--- DATASET RECORDS Enclosed Below ---
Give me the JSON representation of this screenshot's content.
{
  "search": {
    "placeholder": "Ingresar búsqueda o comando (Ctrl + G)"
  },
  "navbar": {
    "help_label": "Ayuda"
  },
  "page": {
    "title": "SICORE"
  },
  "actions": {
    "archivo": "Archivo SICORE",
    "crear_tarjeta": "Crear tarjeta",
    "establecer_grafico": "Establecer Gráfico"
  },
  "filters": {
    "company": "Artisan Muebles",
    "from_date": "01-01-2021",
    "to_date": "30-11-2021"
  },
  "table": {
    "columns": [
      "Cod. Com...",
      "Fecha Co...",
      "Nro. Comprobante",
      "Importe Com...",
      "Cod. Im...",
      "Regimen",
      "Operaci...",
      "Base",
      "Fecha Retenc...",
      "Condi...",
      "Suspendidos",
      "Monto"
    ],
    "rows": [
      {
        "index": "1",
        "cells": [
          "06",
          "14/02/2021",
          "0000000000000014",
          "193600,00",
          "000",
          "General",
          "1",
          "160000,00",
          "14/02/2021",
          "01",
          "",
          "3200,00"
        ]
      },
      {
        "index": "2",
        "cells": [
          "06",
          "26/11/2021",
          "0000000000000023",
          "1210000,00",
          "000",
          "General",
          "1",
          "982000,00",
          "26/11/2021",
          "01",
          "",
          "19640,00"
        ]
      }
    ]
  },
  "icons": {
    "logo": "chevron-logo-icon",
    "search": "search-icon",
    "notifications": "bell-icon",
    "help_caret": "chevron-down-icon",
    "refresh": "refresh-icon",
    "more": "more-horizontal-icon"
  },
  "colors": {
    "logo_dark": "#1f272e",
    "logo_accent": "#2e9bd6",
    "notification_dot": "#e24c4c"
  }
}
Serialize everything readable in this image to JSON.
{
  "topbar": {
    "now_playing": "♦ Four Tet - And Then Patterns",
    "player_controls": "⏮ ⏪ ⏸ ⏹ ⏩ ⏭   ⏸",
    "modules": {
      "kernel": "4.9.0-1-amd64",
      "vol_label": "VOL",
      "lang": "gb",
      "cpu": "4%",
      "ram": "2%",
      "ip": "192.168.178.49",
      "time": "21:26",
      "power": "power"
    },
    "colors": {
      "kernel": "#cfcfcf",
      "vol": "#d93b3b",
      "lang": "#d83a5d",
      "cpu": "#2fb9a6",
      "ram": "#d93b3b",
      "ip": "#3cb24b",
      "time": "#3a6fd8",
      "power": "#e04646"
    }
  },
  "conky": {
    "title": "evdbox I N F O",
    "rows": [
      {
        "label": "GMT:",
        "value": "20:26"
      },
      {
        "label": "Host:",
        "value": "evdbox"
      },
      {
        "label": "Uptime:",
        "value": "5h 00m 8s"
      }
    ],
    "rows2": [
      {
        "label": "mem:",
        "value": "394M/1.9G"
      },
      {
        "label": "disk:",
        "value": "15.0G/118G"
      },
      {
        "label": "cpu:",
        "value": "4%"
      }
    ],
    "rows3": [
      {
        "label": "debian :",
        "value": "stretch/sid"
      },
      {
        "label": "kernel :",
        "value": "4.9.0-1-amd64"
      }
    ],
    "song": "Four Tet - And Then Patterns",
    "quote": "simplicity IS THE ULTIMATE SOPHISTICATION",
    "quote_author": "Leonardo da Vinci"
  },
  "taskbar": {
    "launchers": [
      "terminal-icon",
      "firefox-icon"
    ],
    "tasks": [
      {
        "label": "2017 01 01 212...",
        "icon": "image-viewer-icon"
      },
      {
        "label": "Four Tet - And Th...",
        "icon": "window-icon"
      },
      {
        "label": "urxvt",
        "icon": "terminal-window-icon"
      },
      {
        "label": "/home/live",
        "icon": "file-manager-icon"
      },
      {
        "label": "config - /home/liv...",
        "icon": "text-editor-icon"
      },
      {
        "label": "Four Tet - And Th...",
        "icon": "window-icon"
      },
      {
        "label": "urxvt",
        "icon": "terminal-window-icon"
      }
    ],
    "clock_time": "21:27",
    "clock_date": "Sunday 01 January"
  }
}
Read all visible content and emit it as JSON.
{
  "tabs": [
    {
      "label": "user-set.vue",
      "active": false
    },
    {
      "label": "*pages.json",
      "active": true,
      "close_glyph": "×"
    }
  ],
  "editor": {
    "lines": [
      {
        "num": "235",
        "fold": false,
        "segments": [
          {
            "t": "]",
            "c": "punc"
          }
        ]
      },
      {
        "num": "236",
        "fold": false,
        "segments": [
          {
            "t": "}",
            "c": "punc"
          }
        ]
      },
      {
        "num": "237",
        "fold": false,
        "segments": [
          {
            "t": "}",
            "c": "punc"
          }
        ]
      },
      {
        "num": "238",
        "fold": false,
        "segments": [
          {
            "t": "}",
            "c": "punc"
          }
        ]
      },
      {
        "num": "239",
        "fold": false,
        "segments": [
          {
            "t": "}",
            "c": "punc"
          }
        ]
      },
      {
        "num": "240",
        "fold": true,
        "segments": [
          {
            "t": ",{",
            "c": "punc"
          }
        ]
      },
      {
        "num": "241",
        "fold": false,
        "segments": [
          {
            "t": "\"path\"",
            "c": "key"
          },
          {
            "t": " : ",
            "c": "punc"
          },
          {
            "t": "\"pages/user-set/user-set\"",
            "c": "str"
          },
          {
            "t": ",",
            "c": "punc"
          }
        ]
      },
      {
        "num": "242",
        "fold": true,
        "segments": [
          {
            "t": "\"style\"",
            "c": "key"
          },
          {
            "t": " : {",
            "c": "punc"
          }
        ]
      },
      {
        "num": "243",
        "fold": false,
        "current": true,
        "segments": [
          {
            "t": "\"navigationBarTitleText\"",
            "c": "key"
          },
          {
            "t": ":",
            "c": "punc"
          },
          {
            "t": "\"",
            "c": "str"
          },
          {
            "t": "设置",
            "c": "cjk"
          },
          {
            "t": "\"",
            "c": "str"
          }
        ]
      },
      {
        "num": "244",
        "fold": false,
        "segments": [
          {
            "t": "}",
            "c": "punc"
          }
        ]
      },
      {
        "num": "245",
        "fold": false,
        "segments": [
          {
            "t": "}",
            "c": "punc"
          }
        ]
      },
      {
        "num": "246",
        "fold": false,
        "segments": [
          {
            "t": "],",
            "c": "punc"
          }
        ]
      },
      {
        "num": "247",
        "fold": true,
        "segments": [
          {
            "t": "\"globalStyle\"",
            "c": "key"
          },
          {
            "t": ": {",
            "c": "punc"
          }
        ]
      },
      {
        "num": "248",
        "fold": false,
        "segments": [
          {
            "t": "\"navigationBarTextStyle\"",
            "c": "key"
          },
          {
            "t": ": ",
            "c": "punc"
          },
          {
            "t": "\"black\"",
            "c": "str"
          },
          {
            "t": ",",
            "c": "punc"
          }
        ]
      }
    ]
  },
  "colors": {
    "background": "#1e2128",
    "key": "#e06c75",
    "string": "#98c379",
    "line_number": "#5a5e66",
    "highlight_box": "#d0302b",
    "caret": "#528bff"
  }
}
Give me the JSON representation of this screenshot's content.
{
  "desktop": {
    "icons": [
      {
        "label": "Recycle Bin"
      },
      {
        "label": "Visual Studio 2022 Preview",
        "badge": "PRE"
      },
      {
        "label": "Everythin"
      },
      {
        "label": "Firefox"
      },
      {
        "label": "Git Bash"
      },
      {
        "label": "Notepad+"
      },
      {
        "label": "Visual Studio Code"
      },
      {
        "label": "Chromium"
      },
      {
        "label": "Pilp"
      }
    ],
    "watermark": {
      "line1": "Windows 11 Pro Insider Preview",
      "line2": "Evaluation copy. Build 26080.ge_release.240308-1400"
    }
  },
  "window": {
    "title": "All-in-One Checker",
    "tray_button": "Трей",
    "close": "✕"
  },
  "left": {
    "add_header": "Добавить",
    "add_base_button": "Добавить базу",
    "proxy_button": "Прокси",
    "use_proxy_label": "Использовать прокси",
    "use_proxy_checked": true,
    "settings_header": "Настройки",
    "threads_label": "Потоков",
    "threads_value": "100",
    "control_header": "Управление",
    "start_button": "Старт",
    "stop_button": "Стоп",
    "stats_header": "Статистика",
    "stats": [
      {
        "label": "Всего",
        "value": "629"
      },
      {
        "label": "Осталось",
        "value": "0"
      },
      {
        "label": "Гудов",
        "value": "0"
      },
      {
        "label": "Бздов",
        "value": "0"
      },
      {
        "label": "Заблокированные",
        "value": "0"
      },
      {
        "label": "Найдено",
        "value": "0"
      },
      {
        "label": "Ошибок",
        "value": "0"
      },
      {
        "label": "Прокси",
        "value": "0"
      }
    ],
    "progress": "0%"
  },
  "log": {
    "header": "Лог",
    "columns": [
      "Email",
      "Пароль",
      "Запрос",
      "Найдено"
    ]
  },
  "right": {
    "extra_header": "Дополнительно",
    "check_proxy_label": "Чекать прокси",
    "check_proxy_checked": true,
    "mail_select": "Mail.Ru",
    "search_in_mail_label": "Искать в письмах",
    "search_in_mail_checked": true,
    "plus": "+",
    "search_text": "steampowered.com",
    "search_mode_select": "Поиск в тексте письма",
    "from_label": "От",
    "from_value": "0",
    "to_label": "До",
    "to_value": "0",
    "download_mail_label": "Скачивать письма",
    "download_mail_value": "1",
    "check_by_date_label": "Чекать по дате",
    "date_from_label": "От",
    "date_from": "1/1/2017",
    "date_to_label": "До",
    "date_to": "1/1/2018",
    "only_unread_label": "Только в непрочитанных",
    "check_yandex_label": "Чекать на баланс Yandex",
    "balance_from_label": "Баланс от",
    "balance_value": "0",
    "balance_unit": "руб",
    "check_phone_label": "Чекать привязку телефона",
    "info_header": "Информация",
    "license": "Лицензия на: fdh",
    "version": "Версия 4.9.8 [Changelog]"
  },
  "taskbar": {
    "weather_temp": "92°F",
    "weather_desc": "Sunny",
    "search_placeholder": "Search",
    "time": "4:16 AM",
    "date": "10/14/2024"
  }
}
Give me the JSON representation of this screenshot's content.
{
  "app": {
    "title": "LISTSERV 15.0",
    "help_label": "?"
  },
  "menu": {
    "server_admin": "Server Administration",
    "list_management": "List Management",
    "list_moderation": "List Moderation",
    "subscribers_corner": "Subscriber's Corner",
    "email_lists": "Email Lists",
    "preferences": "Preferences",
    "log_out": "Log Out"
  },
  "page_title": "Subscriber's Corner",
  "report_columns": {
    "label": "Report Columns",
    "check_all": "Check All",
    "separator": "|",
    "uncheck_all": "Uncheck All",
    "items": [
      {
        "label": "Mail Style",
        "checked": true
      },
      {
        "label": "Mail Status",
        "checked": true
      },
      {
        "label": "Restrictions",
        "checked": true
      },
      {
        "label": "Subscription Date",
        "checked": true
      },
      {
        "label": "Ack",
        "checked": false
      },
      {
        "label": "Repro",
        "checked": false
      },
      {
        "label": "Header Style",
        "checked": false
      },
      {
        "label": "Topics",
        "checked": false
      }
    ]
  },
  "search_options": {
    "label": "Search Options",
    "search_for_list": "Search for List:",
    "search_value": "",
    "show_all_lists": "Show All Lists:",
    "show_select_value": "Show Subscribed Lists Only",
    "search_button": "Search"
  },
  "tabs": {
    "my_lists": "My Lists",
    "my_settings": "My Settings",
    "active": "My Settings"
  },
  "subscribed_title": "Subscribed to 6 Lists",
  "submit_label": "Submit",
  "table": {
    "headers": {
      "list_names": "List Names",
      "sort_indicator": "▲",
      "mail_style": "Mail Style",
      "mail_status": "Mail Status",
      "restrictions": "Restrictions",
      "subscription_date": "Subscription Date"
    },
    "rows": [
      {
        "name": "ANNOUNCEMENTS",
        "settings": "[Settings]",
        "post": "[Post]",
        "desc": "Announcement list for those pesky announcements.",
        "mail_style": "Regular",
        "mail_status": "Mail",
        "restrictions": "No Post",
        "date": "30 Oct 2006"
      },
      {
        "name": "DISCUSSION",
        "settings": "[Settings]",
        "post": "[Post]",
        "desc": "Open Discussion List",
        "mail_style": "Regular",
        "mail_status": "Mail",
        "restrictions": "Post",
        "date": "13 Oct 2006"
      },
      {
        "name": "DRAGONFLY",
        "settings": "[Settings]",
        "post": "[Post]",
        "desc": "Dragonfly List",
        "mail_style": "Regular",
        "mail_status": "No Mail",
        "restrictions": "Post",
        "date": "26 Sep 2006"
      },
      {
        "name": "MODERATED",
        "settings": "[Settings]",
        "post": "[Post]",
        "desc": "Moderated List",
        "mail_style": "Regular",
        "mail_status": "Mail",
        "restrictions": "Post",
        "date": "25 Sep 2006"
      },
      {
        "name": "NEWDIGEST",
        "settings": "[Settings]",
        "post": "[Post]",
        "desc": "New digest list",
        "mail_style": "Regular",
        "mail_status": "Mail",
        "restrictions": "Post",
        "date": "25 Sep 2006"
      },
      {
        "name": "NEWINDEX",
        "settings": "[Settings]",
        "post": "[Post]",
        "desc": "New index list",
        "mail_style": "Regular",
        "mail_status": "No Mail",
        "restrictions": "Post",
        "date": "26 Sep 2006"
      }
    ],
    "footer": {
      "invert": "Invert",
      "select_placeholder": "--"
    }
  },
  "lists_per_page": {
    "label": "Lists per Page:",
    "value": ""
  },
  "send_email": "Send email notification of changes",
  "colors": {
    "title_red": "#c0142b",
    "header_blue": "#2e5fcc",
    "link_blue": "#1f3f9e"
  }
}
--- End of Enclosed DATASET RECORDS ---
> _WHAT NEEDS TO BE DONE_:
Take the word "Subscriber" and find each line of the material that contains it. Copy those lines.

> _OUTPUT FOR THIS EXERCISE_:
    "subscribers_corner": "Subscriber's Corner",
  "page_title": "Subscriber's Corner",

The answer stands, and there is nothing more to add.